In the first years he ended his address with cheery wishes, as if he were your chummy neighbor Вова who had stopped in to raise a glass with you: Счастья вам! С Новым годом! Успехов вам, любви и веры. Веры в себя и в Отечество наше. С Новым годом вас, дорогие друзья! Удачи! (I wish you happiness! Happy New Year! Success, love and faith! Faith in yourself and in our Fatherland. Happy New Year, dear friends! Good luck!)
He also reviewed the year gone by. For example, he said 2003 “конечно был разным” (2003 was, of course, a mixed year). But in later years, except for a few events like the Olympics or an important anniversary, he stuck to abstract phrases about the outgoing 12 months: Возникли новые проекты, подходы к решению насущных общегосударственных задач (New projects arose along with new ways of solving urgent state tasks). And his wishes got more abstract and uncontroversial, too: Чтобы меньше стало бедных… Чтоб детей было больше и чтобы они были счастливы (We wish for fewer poor people… for more children and for them to be happy.) Who could argue with that?
When he returned to the presidency in 2012, Putin’s addresses changed. In the past he’d occasionally used the first person singular — я (I) — but since 2012 he only uses third person plurals: мы, нас, наши (we, us, ours). There is a bit less about Mom and Pop and a bit more about Родина (Motherland) and Отечество (Fatherland). Now citizens are encouraged обеспечить движение России вперёд (to facilitate Russia’s movement forward) and are reminded that Любовь к Родине – одно из самых мощных, возвышающих чувств (Love for the Motherland is one of the most powerful and uplifting feelings). And in 2015 a new theme appeared: remembering servicemen and -women and anyone on duty: Мы благодарны всем тем, кто днём и ночью, в будние дни и в праздники всегда на посту (We are grateful for everyone who is always on duty, day or night, weekday or holiday.)

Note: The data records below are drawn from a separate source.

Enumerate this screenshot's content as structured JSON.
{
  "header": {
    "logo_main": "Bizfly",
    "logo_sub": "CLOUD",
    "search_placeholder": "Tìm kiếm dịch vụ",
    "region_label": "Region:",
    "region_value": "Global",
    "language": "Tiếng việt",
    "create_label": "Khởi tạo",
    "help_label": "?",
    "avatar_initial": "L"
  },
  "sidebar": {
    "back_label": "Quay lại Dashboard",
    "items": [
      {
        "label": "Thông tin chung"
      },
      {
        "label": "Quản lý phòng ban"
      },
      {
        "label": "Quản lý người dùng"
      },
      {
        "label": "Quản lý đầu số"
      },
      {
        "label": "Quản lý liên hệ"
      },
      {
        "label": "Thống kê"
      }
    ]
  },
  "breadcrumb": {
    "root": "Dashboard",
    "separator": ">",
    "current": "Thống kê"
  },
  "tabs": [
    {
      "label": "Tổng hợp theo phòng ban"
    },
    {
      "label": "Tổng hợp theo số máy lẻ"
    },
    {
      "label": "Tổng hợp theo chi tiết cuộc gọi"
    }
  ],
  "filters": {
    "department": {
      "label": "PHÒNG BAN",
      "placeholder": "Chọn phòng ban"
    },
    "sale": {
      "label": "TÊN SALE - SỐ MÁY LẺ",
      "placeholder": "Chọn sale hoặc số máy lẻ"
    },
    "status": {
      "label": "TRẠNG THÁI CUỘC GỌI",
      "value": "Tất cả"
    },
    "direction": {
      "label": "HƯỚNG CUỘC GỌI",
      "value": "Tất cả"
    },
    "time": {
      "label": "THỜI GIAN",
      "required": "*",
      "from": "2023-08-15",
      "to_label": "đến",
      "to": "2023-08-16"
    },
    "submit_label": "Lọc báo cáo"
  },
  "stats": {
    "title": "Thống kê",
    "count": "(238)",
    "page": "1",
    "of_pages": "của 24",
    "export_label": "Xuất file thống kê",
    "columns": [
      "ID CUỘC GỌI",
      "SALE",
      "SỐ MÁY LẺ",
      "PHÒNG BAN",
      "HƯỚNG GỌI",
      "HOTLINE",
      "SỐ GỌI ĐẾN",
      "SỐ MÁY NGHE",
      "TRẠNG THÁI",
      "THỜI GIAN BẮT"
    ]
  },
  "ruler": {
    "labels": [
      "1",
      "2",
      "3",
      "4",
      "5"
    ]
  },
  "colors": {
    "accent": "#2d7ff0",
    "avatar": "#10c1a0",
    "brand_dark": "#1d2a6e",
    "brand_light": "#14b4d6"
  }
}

And they now end the same way: С праздником вас! (Happy holiday!) С Новым 2013, 2014, 2015, 2016, 2017 годом! (Happy 2013, 2014, 2015, 2016, 2017!)
There probably will not be any surprises this year, but… turn on television at 11: 55 p.m. this Dec. 31. You just never know what you’ll hear.
С Новым годом! Happy New Year!
Michele A. Berdy is a Moscow-based translator and interpreter, author of “The Russian Word’s Worth,” a collection of her columns. Follow her on Twitter @MicheleBerdy.
A version of this article appeared in our special "Russia in 2019" print issue. For more in the series, click here.